--- Stored data ---
------------------------

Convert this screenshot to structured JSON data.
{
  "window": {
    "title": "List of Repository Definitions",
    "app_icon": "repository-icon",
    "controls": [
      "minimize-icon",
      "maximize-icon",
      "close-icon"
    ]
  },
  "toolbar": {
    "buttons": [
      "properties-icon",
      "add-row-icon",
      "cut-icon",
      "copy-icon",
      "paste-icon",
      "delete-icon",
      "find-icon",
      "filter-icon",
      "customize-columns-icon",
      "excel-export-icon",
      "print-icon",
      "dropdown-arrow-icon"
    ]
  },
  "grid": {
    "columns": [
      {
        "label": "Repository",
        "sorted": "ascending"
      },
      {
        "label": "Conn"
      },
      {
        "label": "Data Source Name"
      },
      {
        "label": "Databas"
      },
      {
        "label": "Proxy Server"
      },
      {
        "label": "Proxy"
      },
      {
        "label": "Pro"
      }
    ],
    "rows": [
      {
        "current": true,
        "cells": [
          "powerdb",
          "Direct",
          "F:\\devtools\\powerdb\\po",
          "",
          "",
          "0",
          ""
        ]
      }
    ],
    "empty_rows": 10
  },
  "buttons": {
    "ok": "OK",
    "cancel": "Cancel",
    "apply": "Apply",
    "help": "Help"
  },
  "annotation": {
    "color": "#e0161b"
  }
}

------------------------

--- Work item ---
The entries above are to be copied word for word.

--- Written answer ---
Convert this screenshot to structured JSON data.
{
  "window": {
    "title": "List of Repository Definitions",
    "app_icon": "repository-icon",
    "controls": [
      "minimize-icon",
      "maximize-icon",
      "close-icon"
    ]
  },
  "toolbar": {
    "buttons": [
      "properties-icon",
      "add-row-icon",
      "cut-icon",
      "copy-icon",
      "paste-icon",
      "delete-icon",
      "find-icon",
      "filter-icon",
      "customize-columns-icon",
      "excel-export-icon",
      "print-icon",
      "dropdown-arrow-icon"
    ]
  },
  "grid": {
    "columns": [
      {
        "label": "Repository",
        "sorted": "ascending"
      },
      {
        "label": "Conn"
      },
      {
        "label": "Data Source Name"
      },
      {
        "label": "Databas"
      },
      {
        "label": "Proxy Server"
      },
      {
        "label": "Proxy"
      },
      {
        "label": "Pro"
      }
    ],
    "rows": [
      {
        "current": true,
        "cells": [
          "powerdb",
          "Direct",
          "F:\\devtools\\powerdb\\po",
          "",
          "",
          "0",
          ""
        ]
      }
    ],
    "empty_rows": 10
  },
  "buttons": {
    "ok": "OK",
    "cancel": "Cancel",
    "apply": "Apply",
    "help": "Help"
  },
  "annotation": {
    "color": "#e0161b"
  }
}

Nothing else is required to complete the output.